▸ WORK REQUEST: Although the entries contain pictures, only their words should be duplicated exactly.

▸ DATA SHOWN:
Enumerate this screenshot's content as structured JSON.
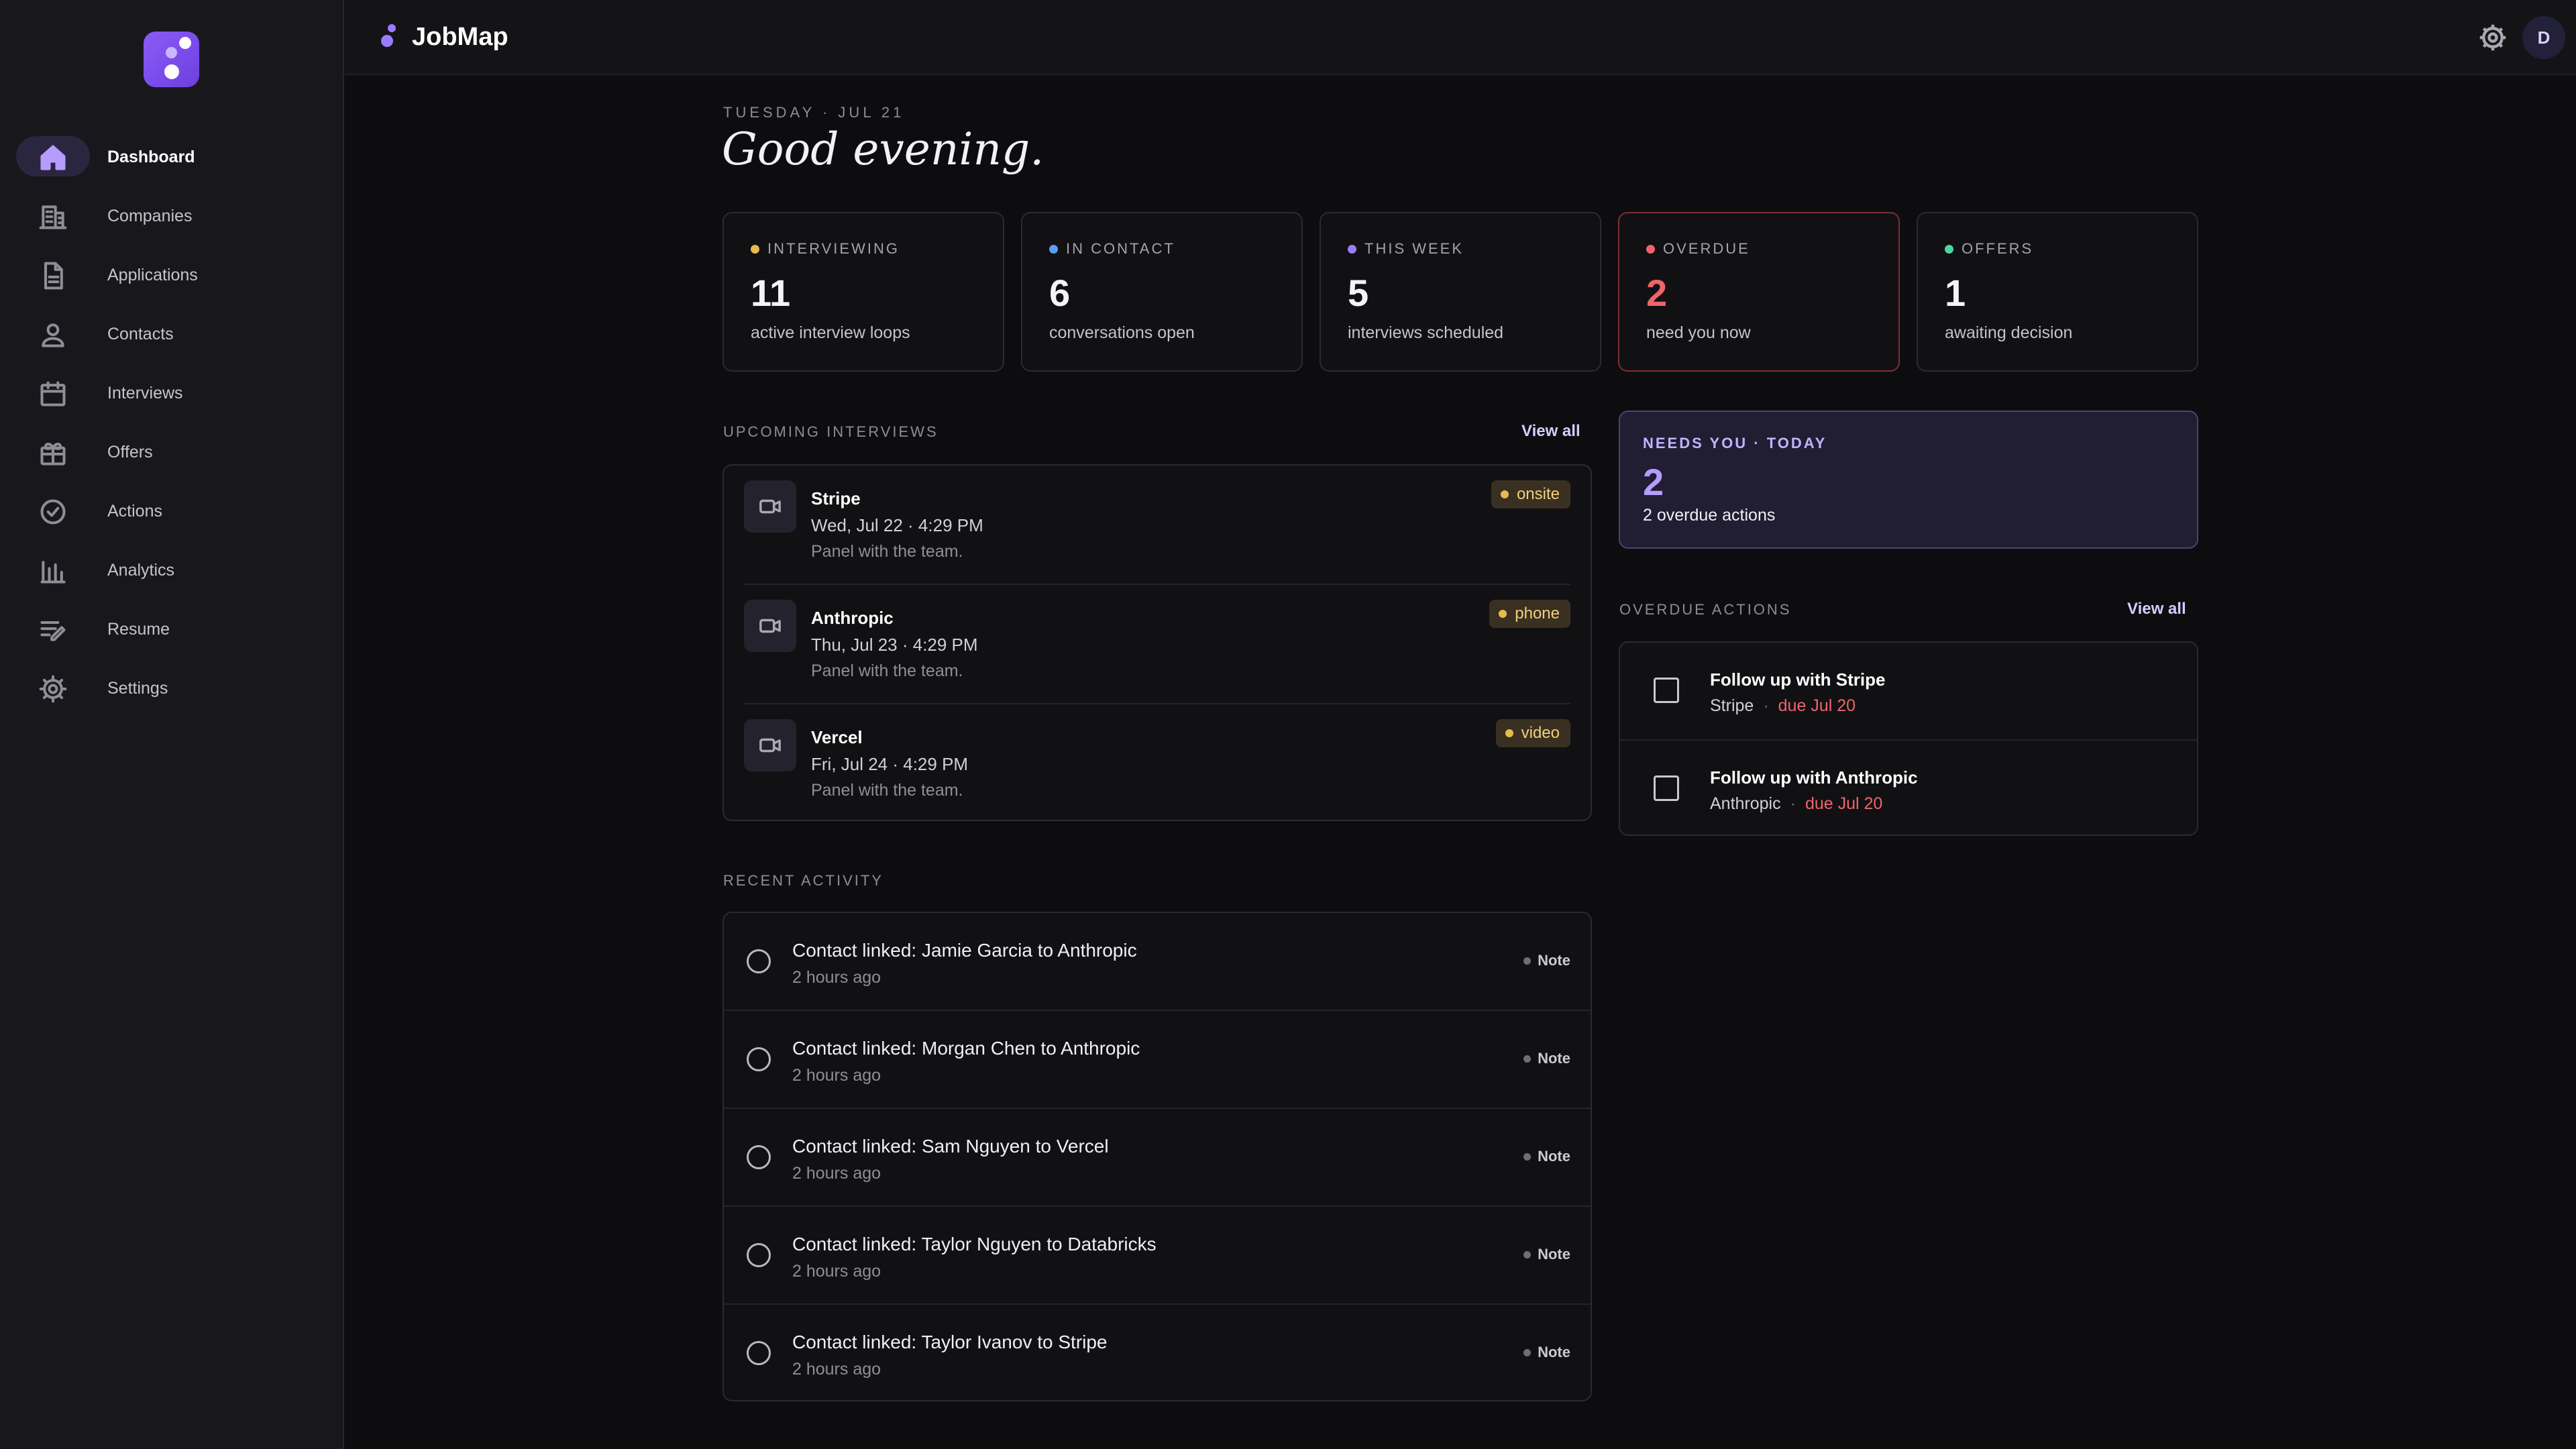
{
  "app": {
    "title": "JobMap",
    "avatar_initial": "D"
  },
  "sidebar": {
    "items": [
      {
        "label": "Dashboard",
        "icon": "home-icon",
        "active": true
      },
      {
        "label": "Companies",
        "icon": "building-icon"
      },
      {
        "label": "Applications",
        "icon": "document-icon"
      },
      {
        "label": "Contacts",
        "icon": "person-icon"
      },
      {
        "label": "Interviews",
        "icon": "calendar-icon"
      },
      {
        "label": "Offers",
        "icon": "gift-icon"
      },
      {
        "label": "Actions",
        "icon": "check-circle-icon"
      },
      {
        "label": "Analytics",
        "icon": "bar-chart-icon"
      },
      {
        "label": "Resume",
        "icon": "edit-list-icon"
      },
      {
        "label": "Settings",
        "icon": "gear-icon"
      }
    ]
  },
  "header": {
    "date": "TUESDAY · JUL 21",
    "greeting": "Good evening."
  },
  "stats": [
    {
      "label": "INTERVIEWING",
      "value": "11",
      "sub": "active interview loops",
      "dot_color": "#e8b94e"
    },
    {
      "label": "IN CONTACT",
      "value": "6",
      "sub": "conversations open",
      "dot_color": "#5b9cf5"
    },
    {
      "label": "THIS WEEK",
      "value": "5",
      "sub": "interviews scheduled",
      "dot_color": "#9b7bff"
    },
    {
      "label": "OVERDUE",
      "value": "2",
      "sub": "need you now",
      "dot_color": "#f0646a"
    },
    {
      "label": "OFFERS",
      "value": "1",
      "sub": "awaiting decision",
      "dot_color": "#4fd69c"
    }
  ],
  "upcoming": {
    "title": "UPCOMING INTERVIEWS",
    "view_all": "View all",
    "items": [
      {
        "company": "Stripe",
        "time": "Wed, Jul 22 · 4:29 PM",
        "note": "Panel with the team.",
        "type": "onsite"
      },
      {
        "company": "Anthropic",
        "time": "Thu, Jul 23 · 4:29 PM",
        "note": "Panel with the team.",
        "type": "phone"
      },
      {
        "company": "Vercel",
        "time": "Fri, Jul 24 · 4:29 PM",
        "note": "Panel with the team.",
        "type": "video"
      }
    ]
  },
  "activity": {
    "title": "RECENT ACTIVITY",
    "items": [
      {
        "title": "Contact linked: Jamie Garcia to Anthropic",
        "time": "2 hours ago",
        "tag": "Note"
      },
      {
        "title": "Contact linked: Morgan Chen to Anthropic",
        "time": "2 hours ago",
        "tag": "Note"
      },
      {
        "title": "Contact linked: Sam Nguyen to Vercel",
        "time": "2 hours ago",
        "tag": "Note"
      },
      {
        "title": "Contact linked: Taylor Nguyen to Databricks",
        "time": "2 hours ago",
        "tag": "Note"
      },
      {
        "title": "Contact linked: Taylor Ivanov to Stripe",
        "time": "2 hours ago",
        "tag": "Note"
      }
    ]
  },
  "needs_you": {
    "label": "NEEDS YOU · TODAY",
    "value": "2",
    "sub": "2 overdue actions"
  },
  "overdue": {
    "title": "OVERDUE ACTIONS",
    "view_all": "View all",
    "items": [
      {
        "title": "Follow up with Stripe",
        "company": "Stripe",
        "sep": "·",
        "due": "due Jul 20"
      },
      {
        "title": "Follow up with Anthropic",
        "company": "Anthropic",
        "sep": "·",
        "due": "due Jul 20"
      }
    ]
  }
}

▸ EXERCISE OUTPUT:
Enumerate this screenshot's content as structured JSON.
{
  "app": {
    "title": "JobMap",
    "avatar_initial": "D"
  },
  "sidebar": {
    "items": [
      {
        "label": "Dashboard",
        "icon": "home-icon",
        "active": true
      },
      {
        "label": "Companies",
        "icon": "building-icon"
      },
      {
        "label": "Applications",
        "icon": "document-icon"
      },
      {
        "label": "Contacts",
        "icon": "person-icon"
      },
      {
        "label": "Interviews",
        "icon": "calendar-icon"
      },
      {
        "label": "Offers",
        "icon": "gift-icon"
      },
      {
        "label": "Actions",
        "icon": "check-circle-icon"
      },
      {
        "label": "Analytics",
        "icon": "bar-chart-icon"
      },
      {
        "label": "Resume",
        "icon": "edit-list-icon"
      },
      {
        "label": "Settings",
        "icon": "gear-icon"
      }
    ]
  },
  "header": {
    "date": "TUESDAY · JUL 21",
    "greeting": "Good evening."
  },
  "stats": [
    {
      "label": "INTERVIEWING",
      "value": "11",
      "sub": "active interview loops",
      "dot_color": "#e8b94e"
    },
    {
      "label": "IN CONTACT",
      "value": "6",
      "sub": "conversations open",
      "dot_color": "#5b9cf5"
    },
    {
      "label": "THIS WEEK",
      "value": "5",
      "sub": "interviews scheduled",
      "dot_color": "#9b7bff"
    },
    {
      "label": "OVERDUE",
      "value": "2",
      "sub": "need you now",
      "dot_color": "#f0646a"
    },
    {
      "label": "OFFERS",
      "value": "1",
      "sub": "awaiting decision",
      "dot_color": "#4fd69c"
    }
  ],
  "upcoming": {
    "title": "UPCOMING INTERVIEWS",
    "view_all": "View all",
    "items": [
      {
        "company": "Stripe",
        "time": "Wed, Jul 22 · 4:29 PM",
        "note": "Panel with the team.",
        "type": "onsite"
      },
      {
        "company": "Anthropic",
        "time": "Thu, Jul 23 · 4:29 PM",
        "note": "Panel with the team.",
        "type": "phone"
      },
      {
        "company": "Vercel",
        "time": "Fri, Jul 24 · 4:29 PM",
        "note": "Panel with the team.",
        "type": "video"
      }
    ]
  },
  "activity": {
    "title": "RECENT ACTIVITY",
    "items": [
      {
        "title": "Contact linked: Jamie Garcia to Anthropic",
        "time": "2 hours ago",
        "tag": "Note"
      },
      {
        "title": "Contact linked: Morgan Chen to Anthropic",
        "time": "2 hours ago",
        "tag": "Note"
      },
      {
        "title": "Contact linked: Sam Nguyen to Vercel",
        "time": "2 hours ago",
        "tag": "Note"
      },
      {
        "title": "Contact linked: Taylor Nguyen to Databricks",
        "time": "2 hours ago",
        "tag": "Note"
      },
      {
        "title": "Contact linked: Taylor Ivanov to Stripe",
        "time": "2 hours ago",
        "tag": "Note"
      }
    ]
  },
  "needs_you": {
    "label": "NEEDS YOU · TODAY",
    "value": "2",
    "sub": "2 overdue actions"
  },
  "overdue": {
    "title": "OVERDUE ACTIONS",
    "view_all": "View all",
    "items": [
      {
        "title": "Follow up with Stripe",
        "company": "Stripe",
        "sep": "·",
        "due": "due Jul 20"
      },
      {
        "title": "Follow up with Anthropic",
        "company": "Anthropic",
        "sep": "·",
        "due": "due Jul 20"
      }
    ]
  }
}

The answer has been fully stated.